Input material Start Marker

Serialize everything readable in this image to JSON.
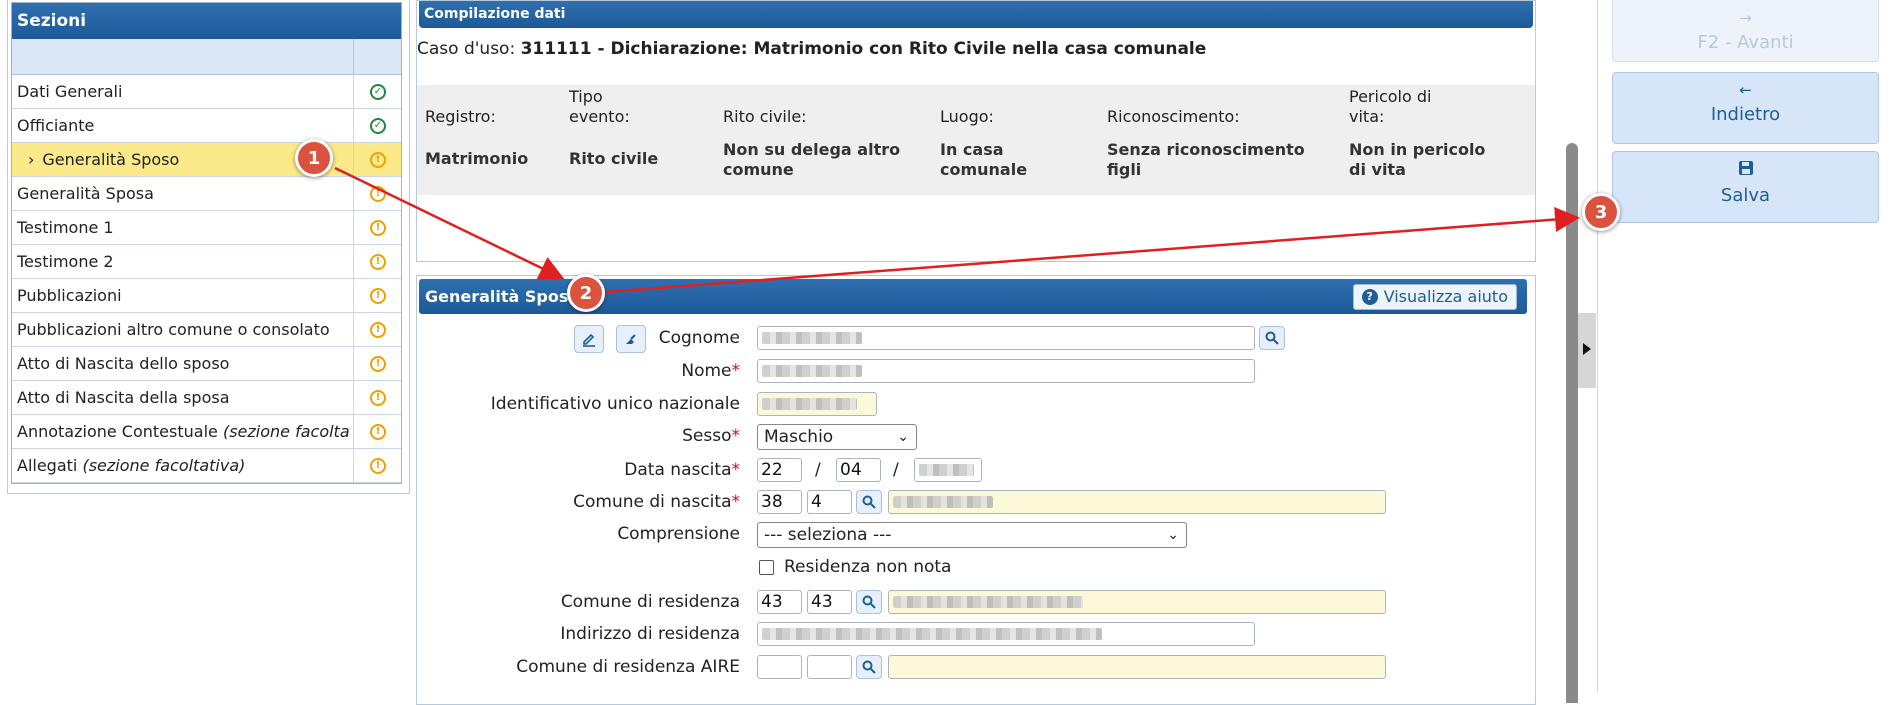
{
  "sections": {
    "title": "Sezioni",
    "items": [
      {
        "label": "Dati Generali",
        "optional": "",
        "status": "ok"
      },
      {
        "label": "Officiante",
        "optional": "",
        "status": "ok"
      },
      {
        "label": "Generalità Sposo",
        "optional": "",
        "status": "warn",
        "active": true
      },
      {
        "label": "Generalità Sposa",
        "optional": "",
        "status": "warn"
      },
      {
        "label": "Testimone 1",
        "optional": "",
        "status": "warn"
      },
      {
        "label": "Testimone 2",
        "optional": "",
        "status": "warn"
      },
      {
        "label": "Pubblicazioni",
        "optional": "",
        "status": "warn"
      },
      {
        "label": "Pubblicazioni altro comune o consolato",
        "optional": "",
        "status": "warn"
      },
      {
        "label": "Atto di Nascita dello sposo",
        "optional": "",
        "status": "warn"
      },
      {
        "label": "Atto di Nascita della sposa",
        "optional": "",
        "status": "warn"
      },
      {
        "label": "Annotazione Contestuale ",
        "optional": "(sezione facoltativa)",
        "status": "warn"
      },
      {
        "label": "Allegati ",
        "optional": "(sezione facoltativa)",
        "status": "warn"
      }
    ],
    "status_ok_symbol": "✓",
    "status_warn_symbol": "!",
    "active_marker": "›"
  },
  "compilation": {
    "title": "Compilazione dati",
    "use_case_label": "Caso d'uso:",
    "use_case_value": "311111 - Dichiarazione: Matrimonio con Rito Civile nella casa comunale",
    "labels": {
      "registro": "Registro:",
      "tipo_evento": "Tipo evento:",
      "rito": "Rito civile:",
      "luogo": "Luogo:",
      "riconoscimento": "Riconoscimento:",
      "pericolo": "Pericolo di vita:"
    },
    "values": {
      "registro": "Matrimonio",
      "tipo_evento": "Rito civile",
      "rito": "Non su delega altro comune",
      "luogo": "In casa comunale",
      "riconoscimento": "Senza riconoscimento figli",
      "pericolo": "Non in pericolo di vita"
    }
  },
  "form": {
    "title": "Generalità Sposo",
    "help_label": "Visualizza aiuto",
    "help_symbol": "?",
    "required_mark": "*",
    "fields": {
      "cognome": "Cognome",
      "nome": "Nome",
      "iun": "Identificativo unico nazionale",
      "sesso": "Sesso",
      "data_nascita": "Data nascita",
      "comune_nascita": "Comune di nascita",
      "comprensione": "Comprensione",
      "residenza_non_nota": "Residenza non nota",
      "comune_residenza": "Comune di residenza",
      "indirizzo_residenza": "Indirizzo di residenza",
      "comune_residenza_aire": "Comune di residenza AIRE"
    },
    "values": {
      "sesso": "Maschio",
      "giorno_nascita": "22",
      "mese_nascita": "04",
      "comune_nascita_cod1": "38",
      "comune_nascita_cod2": "4",
      "comprensione": "--- seleziona ---",
      "comune_residenza_cod1": "43",
      "comune_residenza_cod2": "43",
      "date_separator": "/"
    }
  },
  "actions": {
    "next": {
      "icon": "→",
      "label": "F2 - Avanti"
    },
    "back": {
      "icon": "←",
      "label": "Indietro"
    },
    "save": {
      "icon": "💾",
      "label": "Salva"
    }
  },
  "annotations": [
    "1",
    "2",
    "3"
  ],
  "colors": {
    "header_blue": "#1e5a98",
    "active_row": "#fbe98a",
    "ok_green": "#1e8a3a",
    "warn_orange": "#f0a000",
    "callout_red": "#d9533f",
    "arrow_red": "#e02020"
  }
}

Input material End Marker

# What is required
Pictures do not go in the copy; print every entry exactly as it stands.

# Result of this exercise
Serialize everything readable in this image to JSON.
{
  "sections": {
    "title": "Sezioni",
    "items": [
      {
        "label": "Dati Generali",
        "optional": "",
        "status": "ok"
      },
      {
        "label": "Officiante",
        "optional": "",
        "status": "ok"
      },
      {
        "label": "Generalità Sposo",
        "optional": "",
        "status": "warn",
        "active": true
      },
      {
        "label": "Generalità Sposa",
        "optional": "",
        "status": "warn"
      },
      {
        "label": "Testimone 1",
        "optional": "",
        "status": "warn"
      },
      {
        "label": "Testimone 2",
        "optional": "",
        "status": "warn"
      },
      {
        "label": "Pubblicazioni",
        "optional": "",
        "status": "warn"
      },
      {
        "label": "Pubblicazioni altro comune o consolato",
        "optional": "",
        "status": "warn"
      },
      {
        "label": "Atto di Nascita dello sposo",
        "optional": "",
        "status": "warn"
      },
      {
        "label": "Atto di Nascita della sposa",
        "optional": "",
        "status": "warn"
      },
      {
        "label": "Annotazione Contestuale ",
        "optional": "(sezione facoltativa)",
        "status": "warn"
      },
      {
        "label": "Allegati ",
        "optional": "(sezione facoltativa)",
        "status": "warn"
      }
    ],
    "status_ok_symbol": "✓",
    "status_warn_symbol": "!",
    "active_marker": "›"
  },
  "compilation": {
    "title": "Compilazione dati",
    "use_case_label": "Caso d'uso:",
    "use_case_value": "311111 - Dichiarazione: Matrimonio con Rito Civile nella casa comunale",
    "labels": {
      "registro": "Registro:",
      "tipo_evento": "Tipo evento:",
      "rito": "Rito civile:",
      "luogo": "Luogo:",
      "riconoscimento": "Riconoscimento:",
      "pericolo": "Pericolo di vita:"
    },
    "values": {
      "registro": "Matrimonio",
      "tipo_evento": "Rito civile",
      "rito": "Non su delega altro comune",
      "luogo": "In casa comunale",
      "riconoscimento": "Senza riconoscimento figli",
      "pericolo": "Non in pericolo di vita"
    }
  },
  "form": {
    "title": "Generalità Sposo",
    "help_label": "Visualizza aiuto",
    "help_symbol": "?",
    "required_mark": "*",
    "fields": {
      "cognome": "Cognome",
      "nome": "Nome",
      "iun": "Identificativo unico nazionale",
      "sesso": "Sesso",
      "data_nascita": "Data nascita",
      "comune_nascita": "Comune di nascita",
      "comprensione": "Comprensione",
      "residenza_non_nota": "Residenza non nota",
      "comune_residenza": "Comune di residenza",
      "indirizzo_residenza": "Indirizzo di residenza",
      "comune_residenza_aire": "Comune di residenza AIRE"
    },
    "values": {
      "sesso": "Maschio",
      "giorno_nascita": "22",
      "mese_nascita": "04",
      "comune_nascita_cod1": "38",
      "comune_nascita_cod2": "4",
      "comprensione": "--- seleziona ---",
      "comune_residenza_cod1": "43",
      "comune_residenza_cod2": "43",
      "date_separator": "/"
    }
  },
  "actions": {
    "next": {
      "icon": "→",
      "label": "F2 - Avanti"
    },
    "back": {
      "icon": "←",
      "label": "Indietro"
    },
    "save": {
      "icon": "💾",
      "label": "Salva"
    }
  },
  "annotations": [
    "1",
    "2",
    "3"
  ],
  "colors": {
    "header_blue": "#1e5a98",
    "active_row": "#fbe98a",
    "ok_green": "#1e8a3a",
    "warn_orange": "#f0a000",
    "callout_red": "#d9533f",
    "arrow_red": "#e02020"
  }
}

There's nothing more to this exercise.